In an extremely rare ‘wrongful birth’ case, a woman who would have terminated her pregnancy had she been aware that her son would be born gravely disabled has won a record £9 million in compensation from a negligent GP.
The woman was aware that haemophilia ran in her family and had attended her local surgery in order to find out if she was a carrier. She was given a blood test which was not capable of answering that question but only of diagnosing if she herself suffered from the condition. After a GP informed her that the test had come back negative, she was led to believe that any children she had would not be afflicted by haemophilia.
When her son was born five years later, he suffered from the condition. She then underwent genetic testing that confirmed that she was a carrier. Had she known that previously, foetal testing would have revealed her son’s condition and she would have opted to terminate her pregnancy at an early stage. The latter point was conceded by the GP, who admitted liability.
The GP’s lawyers accepted that the mother was entitled to be compensated for the additional costs involved in bringing up a child with haemophilia. However, by a stroke of bad luck, the boy had also been born with autism and it was argued that the mother was not entitled to damages in respect of the additional costs associated with that condition.
In upholding her claim in full, however, the High Court noted that the boy would never have been born had it not been for the GP’s admitted negligence. In those circumstances, the costs flowing from the boy’s autism also fell within the GP’s assumption of responsibility.
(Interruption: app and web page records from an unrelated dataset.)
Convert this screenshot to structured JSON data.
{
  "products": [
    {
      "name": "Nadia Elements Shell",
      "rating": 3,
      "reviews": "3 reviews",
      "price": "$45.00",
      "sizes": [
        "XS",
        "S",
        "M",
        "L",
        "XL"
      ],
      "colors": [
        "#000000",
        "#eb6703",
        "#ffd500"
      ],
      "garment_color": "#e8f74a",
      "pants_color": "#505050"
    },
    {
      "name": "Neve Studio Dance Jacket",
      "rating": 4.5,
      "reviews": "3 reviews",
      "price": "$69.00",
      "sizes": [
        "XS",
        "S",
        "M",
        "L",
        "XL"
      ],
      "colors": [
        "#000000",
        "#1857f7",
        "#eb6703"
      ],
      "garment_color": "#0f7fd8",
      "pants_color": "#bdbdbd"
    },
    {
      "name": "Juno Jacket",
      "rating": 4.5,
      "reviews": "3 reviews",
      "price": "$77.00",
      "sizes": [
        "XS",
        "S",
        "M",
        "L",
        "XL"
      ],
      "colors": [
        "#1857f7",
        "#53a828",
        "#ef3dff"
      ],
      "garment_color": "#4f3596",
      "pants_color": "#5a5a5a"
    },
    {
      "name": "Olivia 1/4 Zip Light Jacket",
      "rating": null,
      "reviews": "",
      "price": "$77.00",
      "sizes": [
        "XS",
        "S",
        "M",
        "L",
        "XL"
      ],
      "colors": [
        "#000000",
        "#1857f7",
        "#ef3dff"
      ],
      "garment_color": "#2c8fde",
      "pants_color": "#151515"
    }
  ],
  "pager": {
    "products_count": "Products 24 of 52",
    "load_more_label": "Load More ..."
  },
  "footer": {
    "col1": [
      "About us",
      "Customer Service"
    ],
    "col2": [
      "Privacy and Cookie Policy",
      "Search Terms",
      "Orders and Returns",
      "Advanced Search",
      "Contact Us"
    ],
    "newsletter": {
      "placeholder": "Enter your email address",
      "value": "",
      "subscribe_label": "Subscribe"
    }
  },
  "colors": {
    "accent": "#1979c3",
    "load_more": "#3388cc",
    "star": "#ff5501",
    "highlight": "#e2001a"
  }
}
The amount of the mother’s damages was agreed in the light of the Court’s ruling.